Date: October 01, 2021 07:01PM
Playing Devil's Advocate: I can understand the "informed consent" argument. Every day medical workers encounter people who must choose between two or more alternative treatments, or who decide to decline treatment altogether. Speaking personally, my own elderly mother turned down a necessary surgery because she just didn't care to subject herself to that. Her body, her life, her choice.
So I can see a nurse feeling strongly that any medical treatment that does not directly impact patients should be left to personal choice. Since even vaccinated people can test positive and pass the the virus on to others, it might be considered a weak argument that having medical personnel vaccinated would protect patients.
I'm also mindful that vaccinations can go wrong. A good example is the Swine Flu vaccination, a "warp speed" production promoted by President Gerald Ford:https://www.washingtonpost.com/history/2020/05/01/vaccine-swine-flu-coronavirus/
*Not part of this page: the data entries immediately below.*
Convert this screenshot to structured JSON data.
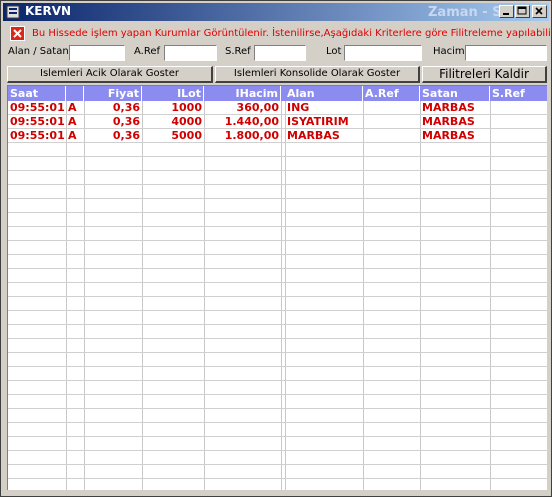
{
  "window": {
    "title": "KERVN",
    "title_right": "Zaman - Satis"
  },
  "info": {
    "text": "Bu Hissede işlem yapan Kurumlar Görüntülenir. İstenilirse,Aşağıdaki Kriterlere göre Filitreleme yapılabilir."
  },
  "filters": {
    "alan_satan_label": "Alan / Satan",
    "aref_label": "A.Ref",
    "sref_label": "S.Ref",
    "lot_label": "Lot",
    "hacim_label": "Hacim",
    "alan_satan_value": "",
    "aref_value": "",
    "sref_value": "",
    "lot_value": "",
    "hacim_value": ""
  },
  "buttons": {
    "acik": "Islemleri Acik Olarak Goster",
    "konsolide": "Islemleri Konsolide Olarak Goster",
    "kaldir": "Filitreleri Kaldir"
  },
  "table": {
    "headers": [
      "Saat",
      "",
      "Fiyat",
      "ILot",
      "IHacim",
      "Alan",
      "A.Ref",
      "Satan",
      "S.Ref"
    ],
    "rows": [
      [
        "09:55:01",
        "A",
        "0,36",
        "1000",
        "360,00",
        "ING",
        "",
        "MARBAS",
        ""
      ],
      [
        "09:55:01",
        "A",
        "0,36",
        "4000",
        "1.440,00",
        "ISYATIRIM",
        "",
        "MARBAS",
        ""
      ],
      [
        "09:55:01",
        "A",
        "0,36",
        "5000",
        "1.800,00",
        "MARBAS",
        "",
        "MARBAS",
        ""
      ]
    ]
  },
  "colors": {
    "header_bg": "#8c8cf0",
    "row_text": "#d00000",
    "info_text": "#e00000"
  }
}
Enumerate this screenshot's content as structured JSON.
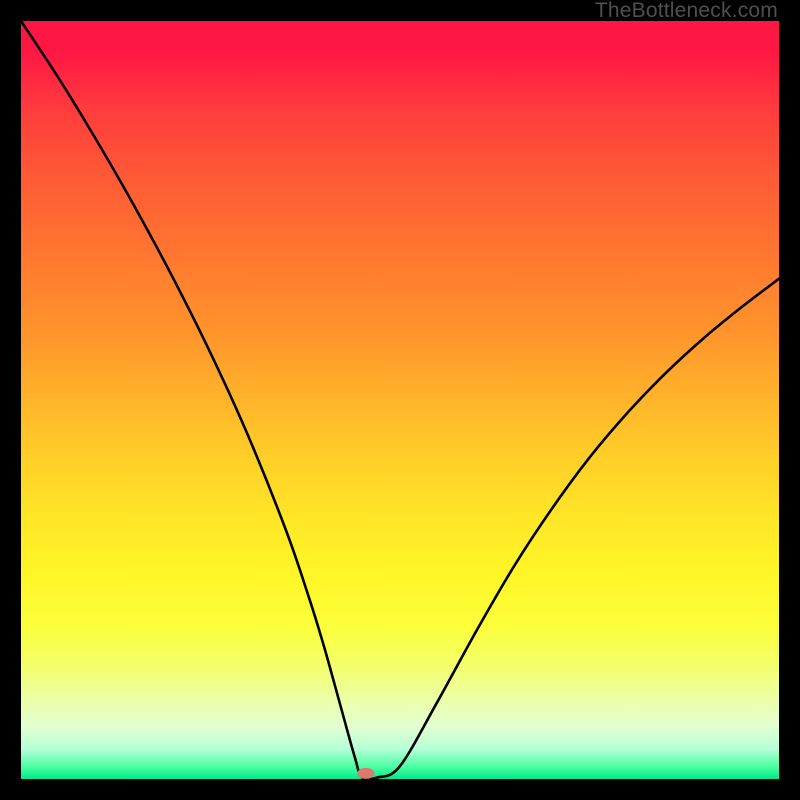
{
  "watermark": "TheBottleneck.com",
  "chart_data": {
    "type": "line",
    "title": "",
    "xlabel": "",
    "ylabel": "",
    "xlim": [
      0,
      100
    ],
    "ylim": [
      0,
      100
    ],
    "grid": false,
    "series": [
      {
        "name": "curve",
        "color": "#000000",
        "x": [
          0,
          5,
          10,
          15,
          20,
          25,
          30,
          35,
          38,
          40,
          42,
          44,
          45,
          47,
          50,
          55,
          60,
          65,
          70,
          75,
          80,
          85,
          90,
          95,
          100
        ],
        "values": [
          100,
          92.4,
          84.2,
          75.5,
          66.2,
          56.2,
          45.2,
          32.7,
          23.9,
          17.4,
          10.2,
          3.0,
          0.2,
          0.2,
          1.7,
          10.3,
          19.4,
          28.0,
          35.6,
          42.4,
          48.3,
          53.5,
          58.1,
          62.2,
          66.0
        ]
      }
    ],
    "marker": {
      "x": 45.5,
      "y": 0.75,
      "color": "#d87a6f"
    }
  },
  "colors": {
    "frame": "#000000",
    "gradient_top": "#ff1744",
    "gradient_mid": "#ffe727",
    "gradient_bottom": "#00e890",
    "curve": "#000000",
    "marker": "#d87a6f"
  }
}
You could also argue that a drug such as Thalidomide was widely prescribed before its horrible propensity to cause life-altering birth defects was discovered:https://pubmed.ncbi.nlm.nih.gov/21507989/
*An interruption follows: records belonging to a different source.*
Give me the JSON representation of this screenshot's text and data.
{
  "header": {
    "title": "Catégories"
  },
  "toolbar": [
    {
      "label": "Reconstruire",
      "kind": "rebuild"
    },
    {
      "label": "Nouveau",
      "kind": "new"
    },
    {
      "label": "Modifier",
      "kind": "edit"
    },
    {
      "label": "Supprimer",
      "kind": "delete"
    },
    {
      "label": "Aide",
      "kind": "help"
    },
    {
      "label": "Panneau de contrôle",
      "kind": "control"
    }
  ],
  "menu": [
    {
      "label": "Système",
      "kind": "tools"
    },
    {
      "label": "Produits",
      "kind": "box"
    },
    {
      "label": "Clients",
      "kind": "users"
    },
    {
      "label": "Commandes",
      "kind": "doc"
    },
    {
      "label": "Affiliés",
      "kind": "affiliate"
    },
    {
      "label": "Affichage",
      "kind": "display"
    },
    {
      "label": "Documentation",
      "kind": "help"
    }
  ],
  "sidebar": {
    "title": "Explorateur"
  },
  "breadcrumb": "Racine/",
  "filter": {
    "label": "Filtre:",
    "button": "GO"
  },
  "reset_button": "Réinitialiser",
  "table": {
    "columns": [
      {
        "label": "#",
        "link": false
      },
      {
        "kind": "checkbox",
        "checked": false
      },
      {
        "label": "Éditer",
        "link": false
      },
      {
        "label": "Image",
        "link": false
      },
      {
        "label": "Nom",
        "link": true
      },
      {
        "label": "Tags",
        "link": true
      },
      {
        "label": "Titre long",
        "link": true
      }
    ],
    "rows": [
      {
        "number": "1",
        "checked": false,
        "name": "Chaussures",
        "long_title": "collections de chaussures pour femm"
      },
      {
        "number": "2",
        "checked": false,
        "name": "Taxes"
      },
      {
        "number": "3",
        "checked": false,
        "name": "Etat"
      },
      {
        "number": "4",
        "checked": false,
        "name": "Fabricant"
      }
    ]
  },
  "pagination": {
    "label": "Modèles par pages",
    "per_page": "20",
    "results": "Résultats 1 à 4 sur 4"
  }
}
I think for my friend who is a former surgical tech who worked with trauma patients, she just feels that she is (ridiculously) healthy and that she would prefer to take her chances with Covid than a vaccination that has been in existence for less than two years.
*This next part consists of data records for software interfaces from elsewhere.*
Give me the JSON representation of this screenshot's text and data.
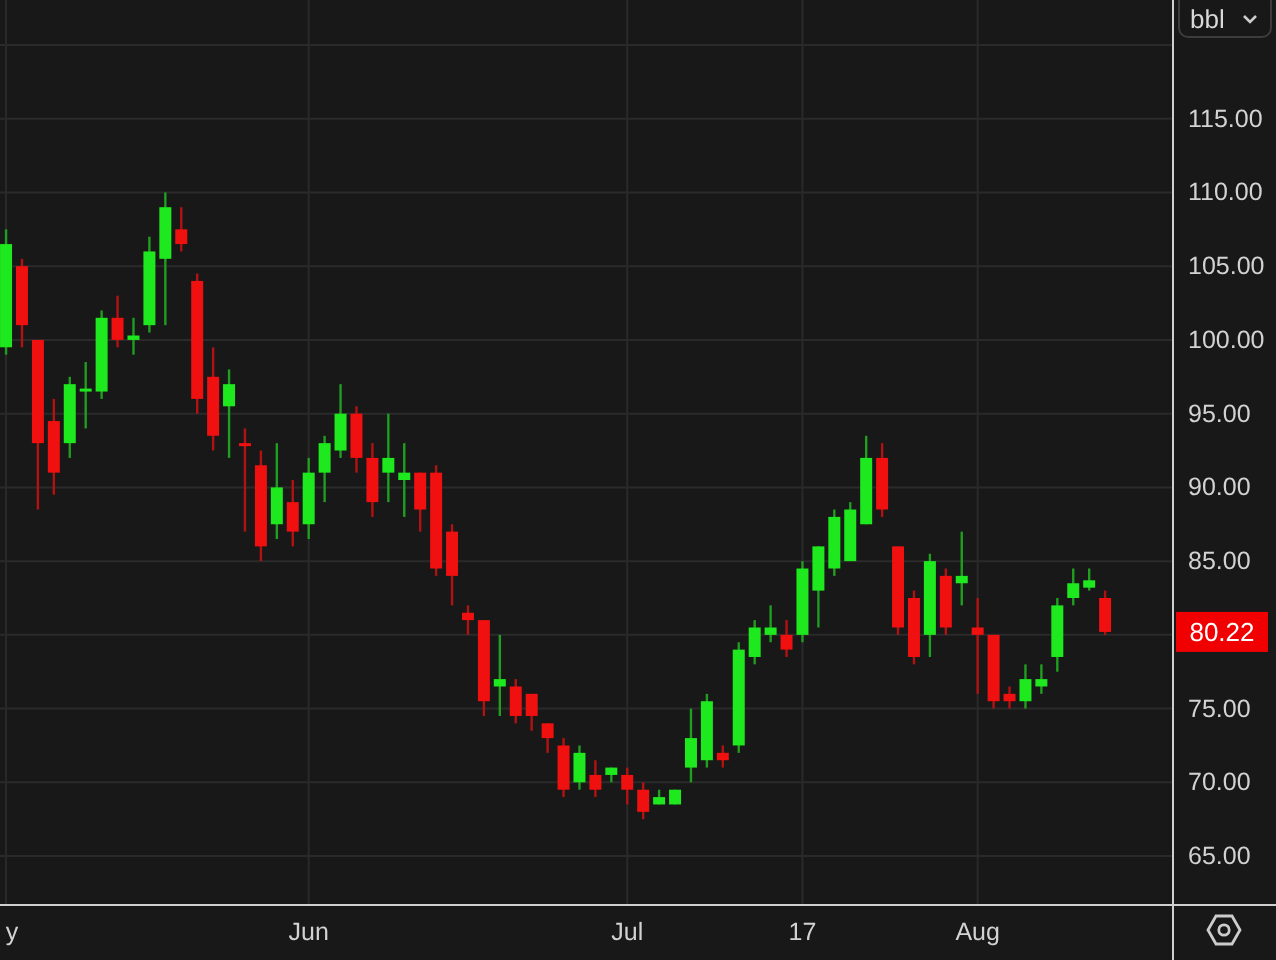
{
  "unit_selector": {
    "label": "bbl"
  },
  "chart": {
    "last_price_label": "80.22",
    "chart_data": {
      "type": "candlestick",
      "grid": true,
      "ylim": [
        61.75,
        123.05
      ],
      "categories": [
        "y",
        null,
        null,
        null,
        null,
        null,
        null,
        null,
        null,
        null,
        null,
        null,
        null,
        null,
        null,
        null,
        null,
        null,
        null,
        "Jun",
        null,
        null,
        null,
        null,
        null,
        null,
        null,
        null,
        null,
        null,
        null,
        null,
        null,
        null,
        null,
        null,
        null,
        null,
        null,
        "Jul",
        null,
        null,
        null,
        null,
        null,
        null,
        null,
        null,
        null,
        null,
        "17",
        null,
        null,
        null,
        null,
        null,
        null,
        null,
        null,
        null,
        null,
        "Aug",
        null,
        null,
        null,
        null,
        null,
        null,
        null,
        null
      ],
      "yticks": [
        {
          "value": 65,
          "label": "65.00"
        },
        {
          "value": 70,
          "label": "70.00"
        },
        {
          "value": 75,
          "label": "75.00"
        },
        {
          "value": 85,
          "label": "85.00"
        },
        {
          "value": 90,
          "label": "90.00"
        },
        {
          "value": 95,
          "label": "95.00"
        },
        {
          "value": 100,
          "label": "100.00"
        },
        {
          "value": 105,
          "label": "105.00"
        },
        {
          "value": 110,
          "label": "110.00"
        },
        {
          "value": 115,
          "label": "115.00"
        }
      ],
      "ohlc": [
        [
          99.5,
          107.5,
          99,
          106.5
        ],
        [
          105,
          105.5,
          99.5,
          101
        ],
        [
          100,
          100,
          88.5,
          93
        ],
        [
          94.5,
          96,
          89.5,
          91
        ],
        [
          93,
          97.5,
          92,
          97
        ],
        [
          96.5,
          98.5,
          94,
          96.7
        ],
        [
          96.5,
          102,
          96,
          101.5
        ],
        [
          101.5,
          103,
          99.5,
          100
        ],
        [
          100,
          101.5,
          99,
          100.3
        ],
        [
          101,
          107,
          100.5,
          106
        ],
        [
          105.5,
          110,
          101,
          109
        ],
        [
          107.5,
          109,
          106,
          106.5
        ],
        [
          104,
          104.5,
          95,
          96
        ],
        [
          97.5,
          99.5,
          92.5,
          93.5
        ],
        [
          95.5,
          98,
          92,
          97
        ],
        [
          93,
          94,
          87,
          92.9
        ],
        [
          91.5,
          92.5,
          85,
          86
        ],
        [
          87.5,
          93,
          86.5,
          90
        ],
        [
          89,
          90.5,
          86,
          87
        ],
        [
          87.5,
          92,
          86.5,
          91
        ],
        [
          91,
          93.5,
          89,
          93
        ],
        [
          92.5,
          97,
          92,
          95
        ],
        [
          95,
          95.5,
          91,
          92
        ],
        [
          92,
          93,
          88,
          89
        ],
        [
          91,
          95,
          89,
          92
        ],
        [
          90.5,
          93,
          88,
          91
        ],
        [
          91,
          91,
          87,
          88.5
        ],
        [
          91,
          91.5,
          84,
          84.5
        ],
        [
          87,
          87.5,
          82,
          84
        ],
        [
          81.5,
          82,
          80,
          81
        ],
        [
          81,
          81,
          74.5,
          75.5
        ],
        [
          76.5,
          80,
          74.5,
          77
        ],
        [
          76.5,
          77,
          74,
          74.5
        ],
        [
          76,
          76,
          73.5,
          74.5
        ],
        [
          74,
          74,
          72,
          73
        ],
        [
          72.5,
          73,
          69,
          69.5
        ],
        [
          70,
          72.5,
          69.5,
          72
        ],
        [
          70.5,
          71.5,
          69,
          69.5
        ],
        [
          70.5,
          71,
          70,
          71
        ],
        [
          70.5,
          71,
          68.5,
          69.5
        ],
        [
          69.5,
          70,
          67.5,
          68
        ],
        [
          68.5,
          69.5,
          68.5,
          69
        ],
        [
          68.5,
          69.5,
          68.5,
          69.5
        ],
        [
          71,
          75,
          70,
          73
        ],
        [
          71.5,
          76,
          71,
          75.5
        ],
        [
          72,
          72.5,
          71,
          71.5
        ],
        [
          72.5,
          79.5,
          72,
          79
        ],
        [
          78.5,
          81,
          78,
          80.5
        ],
        [
          80,
          82,
          79.5,
          80.5
        ],
        [
          80,
          81,
          78.5,
          79
        ],
        [
          80,
          85,
          79.5,
          84.5
        ],
        [
          83,
          86,
          80.5,
          86
        ],
        [
          84.5,
          88.5,
          84,
          88
        ],
        [
          85,
          89,
          85,
          88.5
        ],
        [
          87.5,
          93.5,
          87.5,
          92
        ],
        [
          92,
          93,
          88,
          88.5
        ],
        [
          86,
          86,
          80,
          80.5
        ],
        [
          82.5,
          83,
          78,
          78.5
        ],
        [
          80,
          85.5,
          78.5,
          85
        ],
        [
          84,
          84.5,
          80,
          80.5
        ],
        [
          83.5,
          87,
          82,
          84
        ],
        [
          80.5,
          82.5,
          76,
          80
        ],
        [
          80,
          80,
          75,
          75.5
        ],
        [
          76,
          76.5,
          75,
          75.5
        ],
        [
          75.5,
          78,
          75,
          77
        ],
        [
          76.5,
          78,
          76,
          77
        ],
        [
          78.5,
          82.5,
          77.5,
          82
        ],
        [
          82.5,
          84.5,
          82,
          83.5
        ],
        [
          83.2,
          84.5,
          83,
          83.7
        ],
        [
          82.5,
          83,
          80,
          80.2
        ]
      ]
    }
  }
}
Of course, I disagree with that, but she has seen a lot more people in truly dire medical situations than I ever will, and I'm reluctant to say that she is wrong about what she does or does not want to put into her own body.
Edited 1 time(s). Last edit at 10/01/2021 07:03PM by summer.